### WHAT NEEDS TO BE DONE
Report the count, and only the count, of lines in the records that include the word "财主抢了李莲英家一亩地".

(Saved entries)
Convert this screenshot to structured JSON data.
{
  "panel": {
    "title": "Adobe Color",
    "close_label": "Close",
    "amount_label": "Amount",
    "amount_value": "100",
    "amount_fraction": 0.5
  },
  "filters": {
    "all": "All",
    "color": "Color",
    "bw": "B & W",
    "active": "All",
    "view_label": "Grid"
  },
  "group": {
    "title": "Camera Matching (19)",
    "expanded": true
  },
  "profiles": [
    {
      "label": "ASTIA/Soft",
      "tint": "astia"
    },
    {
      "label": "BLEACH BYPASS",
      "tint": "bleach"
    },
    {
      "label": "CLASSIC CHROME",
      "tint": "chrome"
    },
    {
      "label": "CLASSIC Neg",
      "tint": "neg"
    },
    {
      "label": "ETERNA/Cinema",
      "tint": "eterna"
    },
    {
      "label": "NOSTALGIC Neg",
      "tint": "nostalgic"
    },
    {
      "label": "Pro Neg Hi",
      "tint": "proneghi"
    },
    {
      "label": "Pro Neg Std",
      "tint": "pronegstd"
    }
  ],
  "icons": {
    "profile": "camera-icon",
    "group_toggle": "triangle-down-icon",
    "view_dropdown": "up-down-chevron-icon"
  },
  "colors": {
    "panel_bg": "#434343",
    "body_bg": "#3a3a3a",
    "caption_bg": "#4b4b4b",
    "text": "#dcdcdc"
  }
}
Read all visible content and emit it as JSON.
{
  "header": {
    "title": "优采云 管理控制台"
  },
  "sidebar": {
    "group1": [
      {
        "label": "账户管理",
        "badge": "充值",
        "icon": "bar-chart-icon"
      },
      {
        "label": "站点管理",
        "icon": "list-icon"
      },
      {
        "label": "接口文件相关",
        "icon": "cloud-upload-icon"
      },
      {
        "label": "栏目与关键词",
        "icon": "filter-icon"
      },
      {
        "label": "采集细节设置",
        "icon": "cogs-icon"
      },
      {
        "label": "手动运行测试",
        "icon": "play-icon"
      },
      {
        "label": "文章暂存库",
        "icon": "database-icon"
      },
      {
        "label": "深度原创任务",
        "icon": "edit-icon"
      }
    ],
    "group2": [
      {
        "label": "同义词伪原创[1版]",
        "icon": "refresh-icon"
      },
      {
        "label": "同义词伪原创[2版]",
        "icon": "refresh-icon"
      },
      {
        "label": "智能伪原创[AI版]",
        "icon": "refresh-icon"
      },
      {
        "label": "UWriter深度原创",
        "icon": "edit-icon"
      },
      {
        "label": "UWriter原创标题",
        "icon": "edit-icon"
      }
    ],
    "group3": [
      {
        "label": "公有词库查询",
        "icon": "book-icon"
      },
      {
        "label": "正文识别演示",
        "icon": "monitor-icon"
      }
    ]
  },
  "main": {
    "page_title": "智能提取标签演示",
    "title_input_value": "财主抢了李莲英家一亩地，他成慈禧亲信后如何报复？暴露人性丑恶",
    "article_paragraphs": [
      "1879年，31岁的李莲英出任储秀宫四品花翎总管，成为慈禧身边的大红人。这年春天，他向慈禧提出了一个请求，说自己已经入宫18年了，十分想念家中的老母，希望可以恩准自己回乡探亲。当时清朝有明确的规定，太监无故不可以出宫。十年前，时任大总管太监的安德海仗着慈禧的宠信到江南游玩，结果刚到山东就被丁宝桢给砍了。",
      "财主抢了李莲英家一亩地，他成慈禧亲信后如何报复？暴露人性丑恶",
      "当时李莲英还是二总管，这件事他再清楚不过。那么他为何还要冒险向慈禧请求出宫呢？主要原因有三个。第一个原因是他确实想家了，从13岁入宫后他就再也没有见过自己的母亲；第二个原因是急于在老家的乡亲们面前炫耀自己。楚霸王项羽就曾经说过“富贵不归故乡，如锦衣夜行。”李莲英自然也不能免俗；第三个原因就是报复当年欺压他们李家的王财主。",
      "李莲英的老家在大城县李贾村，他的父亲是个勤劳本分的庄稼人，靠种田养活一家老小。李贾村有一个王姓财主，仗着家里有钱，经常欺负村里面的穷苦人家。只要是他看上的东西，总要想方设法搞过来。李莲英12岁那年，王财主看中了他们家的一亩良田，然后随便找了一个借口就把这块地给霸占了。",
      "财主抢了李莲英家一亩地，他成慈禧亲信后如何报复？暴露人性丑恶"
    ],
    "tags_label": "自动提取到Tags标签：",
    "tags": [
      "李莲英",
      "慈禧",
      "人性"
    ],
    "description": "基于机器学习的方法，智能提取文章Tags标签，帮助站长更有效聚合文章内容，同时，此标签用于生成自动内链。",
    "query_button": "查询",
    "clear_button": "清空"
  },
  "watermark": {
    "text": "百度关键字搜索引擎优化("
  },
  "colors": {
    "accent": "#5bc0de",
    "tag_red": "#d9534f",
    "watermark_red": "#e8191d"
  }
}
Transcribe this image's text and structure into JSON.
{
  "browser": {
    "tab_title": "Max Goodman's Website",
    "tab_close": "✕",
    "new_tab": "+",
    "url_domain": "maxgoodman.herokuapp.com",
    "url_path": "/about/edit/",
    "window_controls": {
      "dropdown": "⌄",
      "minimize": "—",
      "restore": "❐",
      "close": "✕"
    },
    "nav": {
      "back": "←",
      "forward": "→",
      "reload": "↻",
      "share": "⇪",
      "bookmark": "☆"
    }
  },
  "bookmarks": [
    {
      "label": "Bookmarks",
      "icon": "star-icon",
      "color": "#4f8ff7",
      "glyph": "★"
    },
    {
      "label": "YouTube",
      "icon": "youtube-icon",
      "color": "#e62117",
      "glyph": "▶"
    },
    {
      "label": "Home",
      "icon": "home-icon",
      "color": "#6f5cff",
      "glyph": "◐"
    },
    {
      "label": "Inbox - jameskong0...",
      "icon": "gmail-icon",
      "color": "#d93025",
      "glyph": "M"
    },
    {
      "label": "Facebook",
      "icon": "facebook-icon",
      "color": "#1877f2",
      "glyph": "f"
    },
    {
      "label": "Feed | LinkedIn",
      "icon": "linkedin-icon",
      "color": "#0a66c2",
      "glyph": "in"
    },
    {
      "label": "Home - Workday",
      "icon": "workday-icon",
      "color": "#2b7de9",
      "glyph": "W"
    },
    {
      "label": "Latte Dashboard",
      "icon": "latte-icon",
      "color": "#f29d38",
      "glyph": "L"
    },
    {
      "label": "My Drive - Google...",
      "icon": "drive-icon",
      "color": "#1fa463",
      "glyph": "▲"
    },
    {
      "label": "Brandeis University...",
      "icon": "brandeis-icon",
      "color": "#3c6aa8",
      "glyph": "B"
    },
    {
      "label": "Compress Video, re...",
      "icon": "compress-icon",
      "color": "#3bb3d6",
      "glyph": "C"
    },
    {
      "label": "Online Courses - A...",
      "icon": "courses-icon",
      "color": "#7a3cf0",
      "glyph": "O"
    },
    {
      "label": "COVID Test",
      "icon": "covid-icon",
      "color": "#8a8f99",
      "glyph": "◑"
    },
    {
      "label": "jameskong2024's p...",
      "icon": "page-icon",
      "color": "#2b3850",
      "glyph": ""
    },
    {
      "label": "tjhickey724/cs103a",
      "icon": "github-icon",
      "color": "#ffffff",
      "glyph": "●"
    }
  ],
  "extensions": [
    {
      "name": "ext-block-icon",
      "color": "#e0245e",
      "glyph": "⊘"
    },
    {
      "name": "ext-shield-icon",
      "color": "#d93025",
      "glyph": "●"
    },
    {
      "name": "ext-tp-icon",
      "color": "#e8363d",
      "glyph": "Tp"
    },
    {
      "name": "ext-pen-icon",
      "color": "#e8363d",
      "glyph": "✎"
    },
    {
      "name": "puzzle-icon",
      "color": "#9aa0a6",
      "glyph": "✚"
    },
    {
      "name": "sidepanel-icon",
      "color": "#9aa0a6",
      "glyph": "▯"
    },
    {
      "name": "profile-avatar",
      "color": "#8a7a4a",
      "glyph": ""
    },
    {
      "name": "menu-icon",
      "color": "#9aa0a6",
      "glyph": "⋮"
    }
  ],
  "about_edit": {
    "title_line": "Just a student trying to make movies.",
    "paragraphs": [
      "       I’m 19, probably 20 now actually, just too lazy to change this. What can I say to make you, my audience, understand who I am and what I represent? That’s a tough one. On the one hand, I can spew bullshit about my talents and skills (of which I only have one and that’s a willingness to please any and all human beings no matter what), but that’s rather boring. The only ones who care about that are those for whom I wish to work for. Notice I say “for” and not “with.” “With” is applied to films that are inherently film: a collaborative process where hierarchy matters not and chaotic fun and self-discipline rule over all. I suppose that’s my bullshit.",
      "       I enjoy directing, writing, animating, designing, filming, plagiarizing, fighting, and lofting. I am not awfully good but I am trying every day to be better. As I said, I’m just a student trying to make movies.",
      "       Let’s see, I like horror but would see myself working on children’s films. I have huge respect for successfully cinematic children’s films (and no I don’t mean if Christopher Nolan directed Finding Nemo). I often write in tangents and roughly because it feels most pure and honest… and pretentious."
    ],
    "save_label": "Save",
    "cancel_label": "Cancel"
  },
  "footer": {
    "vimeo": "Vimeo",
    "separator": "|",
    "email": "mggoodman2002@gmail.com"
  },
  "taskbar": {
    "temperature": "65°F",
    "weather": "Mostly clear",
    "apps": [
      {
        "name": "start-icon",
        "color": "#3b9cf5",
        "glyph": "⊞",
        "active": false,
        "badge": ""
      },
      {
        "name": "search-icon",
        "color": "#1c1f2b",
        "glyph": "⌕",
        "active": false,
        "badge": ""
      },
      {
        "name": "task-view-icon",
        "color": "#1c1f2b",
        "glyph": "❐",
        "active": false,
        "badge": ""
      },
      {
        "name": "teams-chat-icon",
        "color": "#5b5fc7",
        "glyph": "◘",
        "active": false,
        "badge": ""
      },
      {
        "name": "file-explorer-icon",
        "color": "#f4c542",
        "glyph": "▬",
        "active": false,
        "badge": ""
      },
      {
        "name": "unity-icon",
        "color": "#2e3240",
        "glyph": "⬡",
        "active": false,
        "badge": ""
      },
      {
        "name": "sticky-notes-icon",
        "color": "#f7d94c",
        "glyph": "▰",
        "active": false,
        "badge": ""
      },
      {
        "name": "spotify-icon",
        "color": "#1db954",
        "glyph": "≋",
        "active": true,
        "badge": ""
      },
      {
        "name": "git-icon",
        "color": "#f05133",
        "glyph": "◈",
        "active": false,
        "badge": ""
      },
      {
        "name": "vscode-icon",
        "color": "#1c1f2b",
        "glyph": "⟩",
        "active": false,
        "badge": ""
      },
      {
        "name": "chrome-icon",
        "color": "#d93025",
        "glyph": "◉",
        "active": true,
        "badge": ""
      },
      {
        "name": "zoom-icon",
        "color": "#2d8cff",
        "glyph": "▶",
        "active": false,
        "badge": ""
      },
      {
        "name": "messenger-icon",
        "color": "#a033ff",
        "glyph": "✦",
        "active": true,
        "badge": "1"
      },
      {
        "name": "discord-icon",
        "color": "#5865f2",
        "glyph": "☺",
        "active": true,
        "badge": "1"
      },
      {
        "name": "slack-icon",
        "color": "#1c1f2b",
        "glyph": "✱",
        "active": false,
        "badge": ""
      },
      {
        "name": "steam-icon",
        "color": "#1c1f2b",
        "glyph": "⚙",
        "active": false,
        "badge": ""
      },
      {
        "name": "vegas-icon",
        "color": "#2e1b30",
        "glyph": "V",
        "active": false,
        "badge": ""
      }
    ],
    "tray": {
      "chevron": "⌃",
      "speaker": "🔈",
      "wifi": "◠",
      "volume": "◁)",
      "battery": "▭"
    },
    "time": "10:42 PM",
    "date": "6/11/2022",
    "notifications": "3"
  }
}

### SOLUTION TO THE PROBLEM
3